Michie, a history student, stops Dixon to inquire about the syllabus for Dixon's special honors subject course in the following fall. Dixon claims the papers are in his room, but he has not actually worked out what he will be teaching. Dixon is planning his special subject in to attract a sufficient number of students without taking them from Welch's classes, and in part because he wants to figure out how to insure that Michie does not take the class, and that three attractive female students do. Additionally, Dixon is unsure whether he will still be at the college the next fall. Michie offers lengthy suggestions about the course, while Dixon avoids the issue to avoid displaying his ignorance.
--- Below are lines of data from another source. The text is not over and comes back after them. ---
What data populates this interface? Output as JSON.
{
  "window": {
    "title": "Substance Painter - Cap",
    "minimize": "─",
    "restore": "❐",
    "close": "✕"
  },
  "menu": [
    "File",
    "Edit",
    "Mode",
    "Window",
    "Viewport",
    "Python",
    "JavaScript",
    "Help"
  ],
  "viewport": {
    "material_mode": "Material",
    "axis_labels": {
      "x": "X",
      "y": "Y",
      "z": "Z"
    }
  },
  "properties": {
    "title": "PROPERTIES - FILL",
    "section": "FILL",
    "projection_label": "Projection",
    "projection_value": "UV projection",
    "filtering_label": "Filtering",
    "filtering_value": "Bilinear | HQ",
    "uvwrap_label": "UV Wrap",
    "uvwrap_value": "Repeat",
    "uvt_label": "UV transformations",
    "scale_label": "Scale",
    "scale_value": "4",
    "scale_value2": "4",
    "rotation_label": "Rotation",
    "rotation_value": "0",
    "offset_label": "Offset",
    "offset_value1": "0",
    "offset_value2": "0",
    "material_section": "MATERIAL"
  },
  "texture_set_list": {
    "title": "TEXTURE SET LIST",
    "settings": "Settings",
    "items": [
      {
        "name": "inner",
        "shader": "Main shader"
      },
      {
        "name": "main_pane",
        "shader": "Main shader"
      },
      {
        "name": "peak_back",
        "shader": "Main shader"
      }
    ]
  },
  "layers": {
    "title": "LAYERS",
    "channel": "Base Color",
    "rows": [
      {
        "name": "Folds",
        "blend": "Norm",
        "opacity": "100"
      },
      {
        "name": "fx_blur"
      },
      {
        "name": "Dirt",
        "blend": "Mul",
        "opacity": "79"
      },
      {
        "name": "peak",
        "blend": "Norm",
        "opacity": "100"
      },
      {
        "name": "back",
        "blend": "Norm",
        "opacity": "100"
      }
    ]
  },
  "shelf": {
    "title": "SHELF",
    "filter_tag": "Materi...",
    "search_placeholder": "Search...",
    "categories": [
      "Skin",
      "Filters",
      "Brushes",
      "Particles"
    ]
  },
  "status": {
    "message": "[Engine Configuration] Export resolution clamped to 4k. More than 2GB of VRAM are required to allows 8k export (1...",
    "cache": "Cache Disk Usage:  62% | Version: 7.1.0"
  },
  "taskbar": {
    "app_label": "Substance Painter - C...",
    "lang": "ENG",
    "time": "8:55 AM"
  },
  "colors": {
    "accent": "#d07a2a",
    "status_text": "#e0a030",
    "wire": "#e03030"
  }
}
The two men part at the foot of College Road and Dixon walks to his room in a boardinghouse. His fellow tenants are Alfred Beesley, an assistant lecturer in the English Department, Bill Atkinson, an insurance salesman, and Evan Johns a staff member at the college and an oboe player at Professor Welch's concerts. Waiting for Dixon is a letter from Dr. L. S. Caton announcing the acceptance of Dixon's academic article in Caton's new academic journal. Dixon proceeds to deface the photo on the cover of one of Johns's magazines because Johns is a suck-up whom Dixon doesn't like.
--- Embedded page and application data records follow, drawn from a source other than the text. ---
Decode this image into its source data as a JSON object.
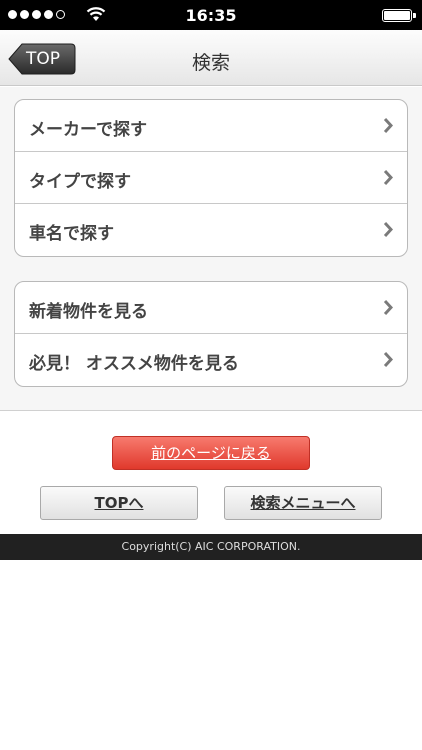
{
  "status_bar": {
    "time": "16:35",
    "signal_bars_filled": 4,
    "signal_bars_total": 5,
    "battery_level": 1.0
  },
  "nav": {
    "back_label": "TOP",
    "title": "検索"
  },
  "menu_groups": [
    {
      "items": [
        {
          "label": "メーカーで探す"
        },
        {
          "label": "タイプで探す"
        },
        {
          "label": "車名で探す"
        }
      ]
    },
    {
      "items": [
        {
          "label": "新着物件を見る"
        },
        {
          "label": "必見！ オススメ物件を見る"
        }
      ]
    }
  ],
  "buttons": {
    "prev_page": "前のページに戻る",
    "top": "TOPへ",
    "search_menu": "検索メニューへ"
  },
  "footer": {
    "copyright": "Copyright(C) AIC CORPORATION."
  },
  "colors": {
    "accent_red": "#e0392c",
    "footer_bg": "#212121"
  }
}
Beesley comes home and Dixon tells him about the acceptance of his article. Beesley suggests that L.S. Caton's vaguely worded note will not be enough to guarantee Dixon's job security. The two men sit down to tea served by Miss Cutler, the housekeeper, and Bill Atkinson comes in. Beesley asks Dixon first if Dixon's article is any good, and then why Dixon decided to take up medieval studies. Dixon is surprised that Beesley would assume that Dixon was taking either the paper or his career seriously. Dixon has become a medievalist because the medieval coursework was easier at his college.
Beesley leaves and Dixon asks Atkinson to phone him at the Welches' on Sunday to give Dixon an excuse to leave the get-together early. At this moment, Johns arrives in the room. Dixon is unsure if Johns, a friend of both of the Welches, has overheard the conversation. Johns will be going to the Welches for the weekend as well, but Dixon has resolved to take the bus rather than ride with Johns. Dixon walks to the bus stop feeling optimistic and energized by the business of the city center. He looks forward to giving Margaret a book of verse he's bought for her.
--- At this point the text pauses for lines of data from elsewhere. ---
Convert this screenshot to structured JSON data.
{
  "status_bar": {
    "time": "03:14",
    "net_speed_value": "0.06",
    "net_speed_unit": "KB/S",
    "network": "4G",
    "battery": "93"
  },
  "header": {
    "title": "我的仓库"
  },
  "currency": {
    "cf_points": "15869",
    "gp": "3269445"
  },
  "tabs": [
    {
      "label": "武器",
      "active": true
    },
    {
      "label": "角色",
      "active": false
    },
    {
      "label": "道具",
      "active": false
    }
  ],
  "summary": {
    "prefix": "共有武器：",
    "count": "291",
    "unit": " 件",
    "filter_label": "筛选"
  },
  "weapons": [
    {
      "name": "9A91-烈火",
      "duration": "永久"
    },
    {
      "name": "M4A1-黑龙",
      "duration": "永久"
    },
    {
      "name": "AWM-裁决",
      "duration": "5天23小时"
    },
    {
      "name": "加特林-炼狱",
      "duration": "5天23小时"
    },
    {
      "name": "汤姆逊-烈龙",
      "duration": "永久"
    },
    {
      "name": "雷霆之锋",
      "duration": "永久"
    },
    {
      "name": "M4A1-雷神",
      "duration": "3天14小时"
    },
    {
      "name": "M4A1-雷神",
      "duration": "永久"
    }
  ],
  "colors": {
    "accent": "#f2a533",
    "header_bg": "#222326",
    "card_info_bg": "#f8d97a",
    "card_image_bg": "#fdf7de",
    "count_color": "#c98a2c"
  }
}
The beginning of Chapter 3 marks one of the few explicit reference to World War II in Lucky Jim. We learn that Dixon's history student Michie commanded a tank troop during the war, while Dixon saw no war action in his post as an Royal Air Force corporal in Western Scotland. These brief details continue the novel's attempt to expose ineffective hierarchies—Dixon seems well aware of the irony that he commands Michie in the post-war setting of the college, even though Michie held a higher and more dangerous position during the war.
Michie is the only student we see Dixon interact with in the novel, and the scenes involving Michie turn up another comic incongruity: while the studious Michie expects that teaching and learning are based on academic concerns, Dixon actually plans his classes around his desire to have three pretty female students in his class. The pettiness behind many university decisions is further evidenced throughout the novel. Nothing is straightforward in Dixon's interactions with other students and faculty. When Beesley advises Dixon that Caton's acceptance of Dixon's article is not concrete enough, for example, Dixon immediately wonders whether the advice is sound, or the product of Beesley's disappointment about his own job-rejection letter.
Bill Atkinson, who is introduced in this chapter, is so far the one character who is completely straightforward. Bill treats everything and everyone around him with a skepticism that borders on hatred. Dixon claims to admire him "for his air of detesting everything that presented itself to his senses" but Atkinson also contrasts with the other characters in that his emotions and motives are uncomplicated and easily read from his outward features. But when Dixon attempts to be as straightforward as Atkinson by explaining honestly to Beesley that he doesn't take his article or career choice seriously, he is met with Beesley's quiet disapproval and is warned not to be so honest with Welch.
We begin to realize the unreliability of a narrative that focuses solely on Dixon's viewpoint in Chapter 3. Dixon seems annoyed by having to guess at the motivations of others, yet he disfigures the cover of Evan Johns' magazine for no reason other than the fact that he dislikes Johns. This discrepancy between Dixon's beliefs and actions becomes even more apparent when we later see Dixon wondering what he has done to deserve Johns' retaliation.
Just as Chapter 2 ended with Dixon's vision of London, Chapter 3 ends with Dixon feeling energized and optimistic due to his brief walk through the rush-hour business of the local city center. Evidently, Dixon is happiest when in an urban setting.